Examine the entries and show every line in which the word "Heure" is found.

Data records Block Start

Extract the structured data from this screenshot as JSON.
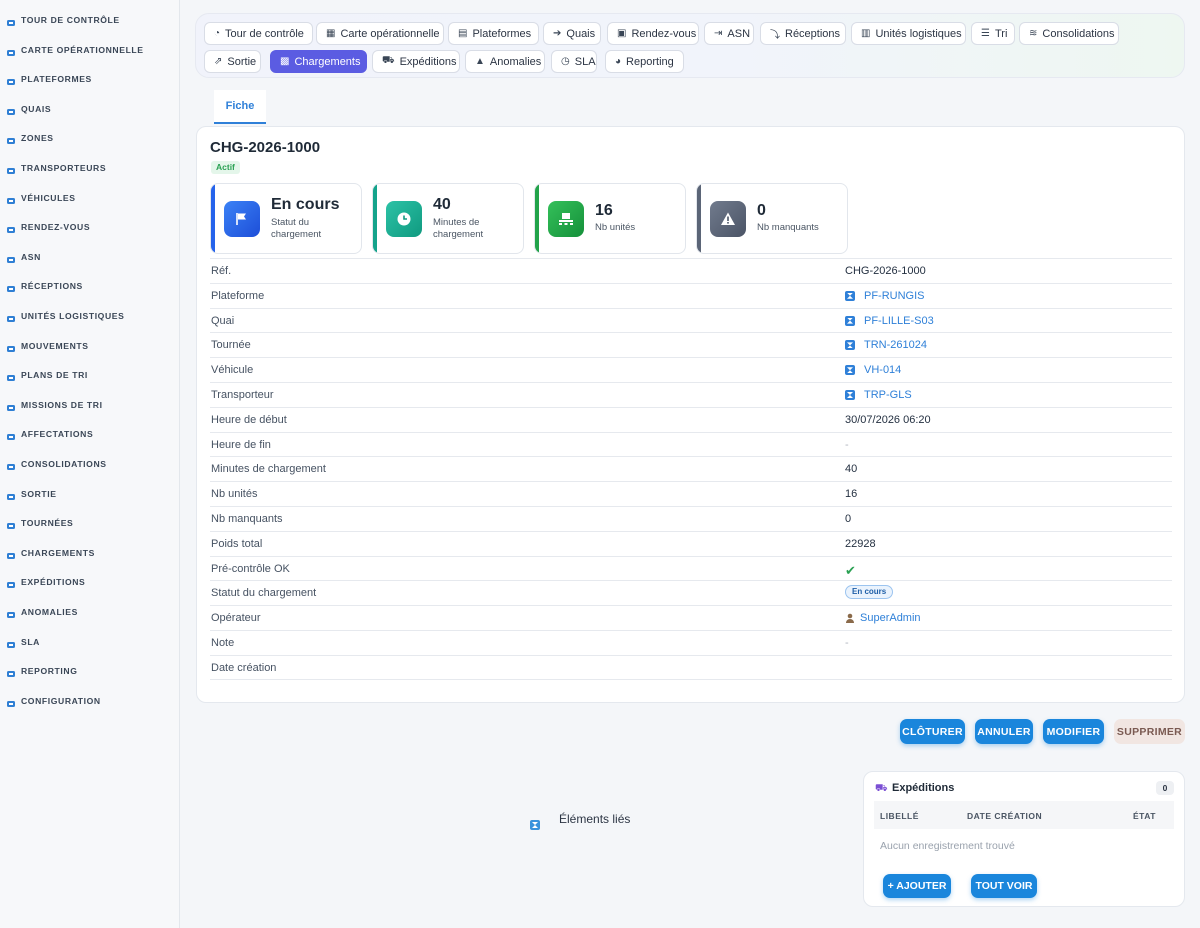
{
  "sidebar": {
    "items": [
      {
        "label": "TOUR DE CONTRÔLE",
        "icon": "gauge-icon"
      },
      {
        "label": "CARTE OPÉRATIONNELLE",
        "icon": "map-icon"
      },
      {
        "label": "PLATEFORMES",
        "icon": "warehouse-icon"
      },
      {
        "label": "QUAIS",
        "icon": "door-enter-icon"
      },
      {
        "label": "ZONES",
        "icon": "grid-icon"
      },
      {
        "label": "TRANSPORTEURS",
        "icon": "truck-icon"
      },
      {
        "label": "VÉHICULES",
        "icon": "van-icon"
      },
      {
        "label": "RENDEZ-VOUS",
        "icon": "calendar-icon"
      },
      {
        "label": "ASN",
        "icon": "file-import-icon"
      },
      {
        "label": "RÉCEPTIONS",
        "icon": "dolly-icon"
      },
      {
        "label": "UNITÉS LOGISTIQUES",
        "icon": "pallet-icon"
      },
      {
        "label": "MOUVEMENTS",
        "icon": "arrows-exchange-icon"
      },
      {
        "label": "PLANS DE TRI",
        "icon": "sitemap-icon"
      },
      {
        "label": "MISSIONS DE TRI",
        "icon": "list-icon"
      },
      {
        "label": "AFFECTATIONS",
        "icon": "shuffle-icon"
      },
      {
        "label": "CONSOLIDATIONS",
        "icon": "layers-icon"
      },
      {
        "label": "SORTIE",
        "icon": "exit-icon"
      },
      {
        "label": "TOURNÉES",
        "icon": "route-icon"
      },
      {
        "label": "CHARGEMENTS",
        "icon": "loading-icon"
      },
      {
        "label": "EXPÉDITIONS",
        "icon": "shipping-icon"
      },
      {
        "label": "ANOMALIES",
        "icon": "warning-icon"
      },
      {
        "label": "SLA",
        "icon": "stopwatch-icon"
      },
      {
        "label": "REPORTING",
        "icon": "pie-chart-icon"
      },
      {
        "label": "CONFIGURATION",
        "icon": "gear-icon"
      }
    ]
  },
  "topbar": {
    "tabs": [
      {
        "label": "Tour de contrôle",
        "icon": "◔"
      },
      {
        "label": "Carte opérationnelle",
        "icon": "▦"
      },
      {
        "label": "Plateformes",
        "icon": "▤"
      },
      {
        "label": "Quais",
        "icon": "➔"
      },
      {
        "label": "Rendez-vous",
        "icon": "▣"
      },
      {
        "label": "ASN",
        "icon": "⇥"
      },
      {
        "label": "Réceptions",
        "icon": "⤵"
      },
      {
        "label": "Unités logistiques",
        "icon": "▥"
      },
      {
        "label": "Tri",
        "icon": "☰"
      },
      {
        "label": "Consolidations",
        "icon": "≋"
      },
      {
        "label": "Sortie",
        "icon": "⇗"
      },
      {
        "label": "Chargements",
        "icon": "▩"
      },
      {
        "label": "Expéditions",
        "icon": "⛟"
      },
      {
        "label": "Anomalies",
        "icon": "▲"
      },
      {
        "label": "SLA",
        "icon": "◷"
      },
      {
        "label": "Reporting",
        "icon": "◕"
      }
    ]
  },
  "detail_tab": "Fiche",
  "record": {
    "title": "CHG-2026-1000",
    "status_badge": "Actif",
    "kpis": [
      {
        "value": "En cours",
        "label_line1": "Statut du",
        "label_line2": "chargement",
        "color": "#2563eb"
      },
      {
        "value": "40",
        "label_line1": "Minutes de",
        "label_line2": "chargement",
        "color": "#14a38b"
      },
      {
        "value": "16",
        "label_line1": "Nb unités",
        "label_line2": "",
        "color": "#22a34a"
      },
      {
        "value": "0",
        "label_line1": "Nb manquants",
        "label_line2": "",
        "color": "#5b6577"
      }
    ],
    "fields": [
      {
        "label": "Réf.",
        "value": "CHG-2026-1000",
        "kind": "text"
      },
      {
        "label": "Plateforme",
        "value": "PF-RUNGIS",
        "kind": "link"
      },
      {
        "label": "Quai",
        "value": "PF-LILLE-S03",
        "kind": "link"
      },
      {
        "label": "Tournée",
        "value": "TRN-261024",
        "kind": "link"
      },
      {
        "label": "Véhicule",
        "value": "VH-014",
        "kind": "link"
      },
      {
        "label": "Transporteur",
        "value": "TRP-GLS",
        "kind": "link"
      },
      {
        "label": "Heure de début",
        "value": "30/07/2026 06:20",
        "kind": "text"
      },
      {
        "label": "Heure de fin",
        "value": "-",
        "kind": "muted"
      },
      {
        "label": "Minutes de chargement",
        "value": "40",
        "kind": "text"
      },
      {
        "label": "Nb unités",
        "value": "16",
        "kind": "text"
      },
      {
        "label": "Nb manquants",
        "value": "0",
        "kind": "text"
      },
      {
        "label": "Poids total",
        "value": "22928",
        "kind": "text"
      },
      {
        "label": "Pré-contrôle OK",
        "value": "✔",
        "kind": "check"
      },
      {
        "label": "Statut du chargement",
        "value": "En cours",
        "kind": "pill"
      },
      {
        "label": "Opérateur",
        "value": "SuperAdmin",
        "kind": "user"
      },
      {
        "label": "Note",
        "value": "-",
        "kind": "muted"
      },
      {
        "label": "Date création",
        "value": "",
        "kind": "text"
      }
    ]
  },
  "actions": {
    "close": "CLÔTURER",
    "cancel": "ANNULER",
    "edit": "MODIFIER",
    "delete": "SUPPRIMER"
  },
  "linked": {
    "title": "Éléments liés"
  },
  "expeditions": {
    "title": "Expéditions",
    "count": "0",
    "columns": [
      "LIBELLÉ",
      "DATE CRÉATION",
      "ÉTAT"
    ],
    "empty": "Aucun enregistrement trouvé",
    "add_label": "+ AJOUTER",
    "view_all_label": "TOUT VOIR"
  },
  "colors": {
    "accent": "#1a86dc",
    "active_tab": "#5b5ce2",
    "link": "#2f80d8"
  }
}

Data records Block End

**Answer to this problem**
        "label": "Heure de début",
        "label": "Heure de fin",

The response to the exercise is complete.